Page and application data records:
=======
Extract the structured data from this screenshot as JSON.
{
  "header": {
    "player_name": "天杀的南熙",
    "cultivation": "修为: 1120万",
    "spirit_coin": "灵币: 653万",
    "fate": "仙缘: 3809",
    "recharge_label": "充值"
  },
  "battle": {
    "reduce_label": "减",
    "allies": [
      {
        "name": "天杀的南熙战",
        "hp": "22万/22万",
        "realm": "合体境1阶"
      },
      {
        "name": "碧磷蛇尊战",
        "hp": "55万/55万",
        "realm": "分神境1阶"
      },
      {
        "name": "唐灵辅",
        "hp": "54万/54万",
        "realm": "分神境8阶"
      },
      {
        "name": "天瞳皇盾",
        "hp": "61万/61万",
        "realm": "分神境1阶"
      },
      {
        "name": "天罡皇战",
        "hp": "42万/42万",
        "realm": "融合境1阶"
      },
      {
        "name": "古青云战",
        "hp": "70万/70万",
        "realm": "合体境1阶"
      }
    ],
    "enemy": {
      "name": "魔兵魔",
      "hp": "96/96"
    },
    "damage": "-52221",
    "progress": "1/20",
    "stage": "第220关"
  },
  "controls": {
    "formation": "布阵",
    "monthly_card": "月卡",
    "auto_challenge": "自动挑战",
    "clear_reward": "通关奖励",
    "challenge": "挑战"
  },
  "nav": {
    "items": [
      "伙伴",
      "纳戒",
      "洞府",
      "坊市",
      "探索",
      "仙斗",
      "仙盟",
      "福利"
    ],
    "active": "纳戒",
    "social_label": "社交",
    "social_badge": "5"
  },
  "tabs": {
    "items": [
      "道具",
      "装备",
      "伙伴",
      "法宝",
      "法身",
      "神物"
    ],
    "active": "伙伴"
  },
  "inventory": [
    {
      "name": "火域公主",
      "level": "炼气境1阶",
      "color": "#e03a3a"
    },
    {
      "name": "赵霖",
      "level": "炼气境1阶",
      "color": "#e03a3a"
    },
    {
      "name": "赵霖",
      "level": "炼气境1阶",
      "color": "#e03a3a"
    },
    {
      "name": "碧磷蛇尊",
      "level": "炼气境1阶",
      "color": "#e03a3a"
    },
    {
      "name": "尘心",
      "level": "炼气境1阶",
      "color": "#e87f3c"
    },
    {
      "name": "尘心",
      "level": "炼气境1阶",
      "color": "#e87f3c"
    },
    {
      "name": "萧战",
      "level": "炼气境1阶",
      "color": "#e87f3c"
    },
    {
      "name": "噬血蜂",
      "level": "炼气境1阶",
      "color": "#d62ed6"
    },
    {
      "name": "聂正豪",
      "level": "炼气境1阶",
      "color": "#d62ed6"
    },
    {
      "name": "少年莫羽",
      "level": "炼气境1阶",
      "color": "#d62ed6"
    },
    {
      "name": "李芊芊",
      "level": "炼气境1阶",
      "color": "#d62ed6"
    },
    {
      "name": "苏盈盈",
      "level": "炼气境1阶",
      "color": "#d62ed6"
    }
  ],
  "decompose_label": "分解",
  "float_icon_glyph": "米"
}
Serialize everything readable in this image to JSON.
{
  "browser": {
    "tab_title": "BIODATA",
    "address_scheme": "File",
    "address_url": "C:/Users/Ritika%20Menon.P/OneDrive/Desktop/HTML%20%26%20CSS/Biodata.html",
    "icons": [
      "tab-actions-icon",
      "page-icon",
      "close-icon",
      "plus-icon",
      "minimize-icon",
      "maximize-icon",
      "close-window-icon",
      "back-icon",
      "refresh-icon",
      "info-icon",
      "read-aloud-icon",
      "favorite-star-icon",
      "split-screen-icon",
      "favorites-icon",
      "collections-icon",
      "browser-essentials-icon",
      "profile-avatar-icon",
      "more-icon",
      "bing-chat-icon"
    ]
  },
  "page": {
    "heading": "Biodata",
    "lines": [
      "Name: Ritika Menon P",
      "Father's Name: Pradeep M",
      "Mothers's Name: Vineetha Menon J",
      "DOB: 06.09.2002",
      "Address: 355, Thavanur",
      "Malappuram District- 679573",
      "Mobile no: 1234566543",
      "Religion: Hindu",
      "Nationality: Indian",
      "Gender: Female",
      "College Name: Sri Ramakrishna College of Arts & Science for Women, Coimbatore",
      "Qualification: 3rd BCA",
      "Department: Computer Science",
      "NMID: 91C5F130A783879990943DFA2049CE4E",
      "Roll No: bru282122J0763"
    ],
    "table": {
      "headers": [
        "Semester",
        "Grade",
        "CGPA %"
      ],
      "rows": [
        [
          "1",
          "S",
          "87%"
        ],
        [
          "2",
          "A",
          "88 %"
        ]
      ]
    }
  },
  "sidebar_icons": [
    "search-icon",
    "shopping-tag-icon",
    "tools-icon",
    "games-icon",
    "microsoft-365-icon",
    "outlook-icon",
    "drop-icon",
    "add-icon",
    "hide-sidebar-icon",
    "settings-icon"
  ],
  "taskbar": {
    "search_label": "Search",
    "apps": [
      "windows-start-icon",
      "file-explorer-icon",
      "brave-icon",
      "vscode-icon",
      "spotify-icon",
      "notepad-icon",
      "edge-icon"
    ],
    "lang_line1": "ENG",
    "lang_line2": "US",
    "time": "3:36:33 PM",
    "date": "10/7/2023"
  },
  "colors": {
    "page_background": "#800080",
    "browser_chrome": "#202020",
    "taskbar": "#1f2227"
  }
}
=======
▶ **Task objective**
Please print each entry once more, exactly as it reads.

▶ **Result of the task**
Extract the structured data from this screenshot as JSON.
{
  "header": {
    "player_name": "天杀的南熙",
    "cultivation": "修为: 1120万",
    "spirit_coin": "灵币: 653万",
    "fate": "仙缘: 3809",
    "recharge_label": "充值"
  },
  "battle": {
    "reduce_label": "减",
    "allies": [
      {
        "name": "天杀的南熙战",
        "hp": "22万/22万",
        "realm": "合体境1阶"
      },
      {
        "name": "碧磷蛇尊战",
        "hp": "55万/55万",
        "realm": "分神境1阶"
      },
      {
        "name": "唐灵辅",
        "hp": "54万/54万",
        "realm": "分神境8阶"
      },
      {
        "name": "天瞳皇盾",
        "hp": "61万/61万",
        "realm": "分神境1阶"
      },
      {
        "name": "天罡皇战",
        "hp": "42万/42万",
        "realm": "融合境1阶"
      },
      {
        "name": "古青云战",
        "hp": "70万/70万",
        "realm": "合体境1阶"
      }
    ],
    "enemy": {
      "name": "魔兵魔",
      "hp": "96/96"
    },
    "damage": "-52221",
    "progress": "1/20",
    "stage": "第220关"
  },
  "controls": {
    "formation": "布阵",
    "monthly_card": "月卡",
    "auto_challenge": "自动挑战",
    "clear_reward": "通关奖励",
    "challenge": "挑战"
  },
  "nav": {
    "items": [
      "伙伴",
      "纳戒",
      "洞府",
      "坊市",
      "探索",
      "仙斗",
      "仙盟",
      "福利"
    ],
    "active": "纳戒",
    "social_label": "社交",
    "social_badge": "5"
  },
  "tabs": {
    "items": [
      "道具",
      "装备",
      "伙伴",
      "法宝",
      "法身",
      "神物"
    ],
    "active": "伙伴"
  },
  "inventory": [
    {
      "name": "火域公主",
      "level": "炼气境1阶",
      "color": "#e03a3a"
    },
    {
      "name": "赵霖",
      "level": "炼气境1阶",
      "color": "#e03a3a"
    },
    {
      "name": "赵霖",
      "level": "炼气境1阶",
      "color": "#e03a3a"
    },
    {
      "name": "碧磷蛇尊",
      "level": "炼气境1阶",
      "color": "#e03a3a"
    },
    {
      "name": "尘心",
      "level": "炼气境1阶",
      "color": "#e87f3c"
    },
    {
      "name": "尘心",
      "level": "炼气境1阶",
      "color": "#e87f3c"
    },
    {
      "name": "萧战",
      "level": "炼气境1阶",
      "color": "#e87f3c"
    },
    {
      "name": "噬血蜂",
      "level": "炼气境1阶",
      "color": "#d62ed6"
    },
    {
      "name": "聂正豪",
      "level": "炼气境1阶",
      "color": "#d62ed6"
    },
    {
      "name": "少年莫羽",
      "level": "炼气境1阶",
      "color": "#d62ed6"
    },
    {
      "name": "李芊芊",
      "level": "炼气境1阶",
      "color": "#d62ed6"
    },
    {
      "name": "苏盈盈",
      "level": "炼气境1阶",
      "color": "#d62ed6"
    }
  ],
  "decompose_label": "分解",
  "float_icon_glyph": "米"
}
Serialize everything readable in this image to JSON.
{
  "browser": {
    "tab_title": "BIODATA",
    "address_scheme": "File",
    "address_url": "C:/Users/Ritika%20Menon.P/OneDrive/Desktop/HTML%20%26%20CSS/Biodata.html",
    "icons": [
      "tab-actions-icon",
      "page-icon",
      "close-icon",
      "plus-icon",
      "minimize-icon",
      "maximize-icon",
      "close-window-icon",
      "back-icon",
      "refresh-icon",
      "info-icon",
      "read-aloud-icon",
      "favorite-star-icon",
      "split-screen-icon",
      "favorites-icon",
      "collections-icon",
      "browser-essentials-icon",
      "profile-avatar-icon",
      "more-icon",
      "bing-chat-icon"
    ]
  },
  "page": {
    "heading": "Biodata",
    "lines": [
      "Name: Ritika Menon P",
      "Father's Name: Pradeep M",
      "Mothers's Name: Vineetha Menon J",
      "DOB: 06.09.2002",
      "Address: 355, Thavanur",
      "Malappuram District- 679573",
      "Mobile no: 1234566543",
      "Religion: Hindu",
      "Nationality: Indian",
      "Gender: Female",
      "College Name: Sri Ramakrishna College of Arts & Science for Women, Coimbatore",
      "Qualification: 3rd BCA",
      "Department: Computer Science",
      "NMID: 91C5F130A783879990943DFA2049CE4E",
      "Roll No: bru282122J0763"
    ],
    "table": {
      "headers": [
        "Semester",
        "Grade",
        "CGPA %"
      ],
      "rows": [
        [
          "1",
          "S",
          "87%"
        ],
        [
          "2",
          "A",
          "88 %"
        ]
      ]
    }
  },
  "sidebar_icons": [
    "search-icon",
    "shopping-tag-icon",
    "tools-icon",
    "games-icon",
    "microsoft-365-icon",
    "outlook-icon",
    "drop-icon",
    "add-icon",
    "hide-sidebar-icon",
    "settings-icon"
  ],
  "taskbar": {
    "search_label": "Search",
    "apps": [
      "windows-start-icon",
      "file-explorer-icon",
      "brave-icon",
      "vscode-icon",
      "spotify-icon",
      "notepad-icon",
      "edge-icon"
    ],
    "lang_line1": "ENG",
    "lang_line2": "US",
    "time": "3:36:33 PM",
    "date": "10/7/2023"
  },
  "colors": {
    "page_background": "#800080",
    "browser_chrome": "#202020",
    "taskbar": "#1f2227"
  }
}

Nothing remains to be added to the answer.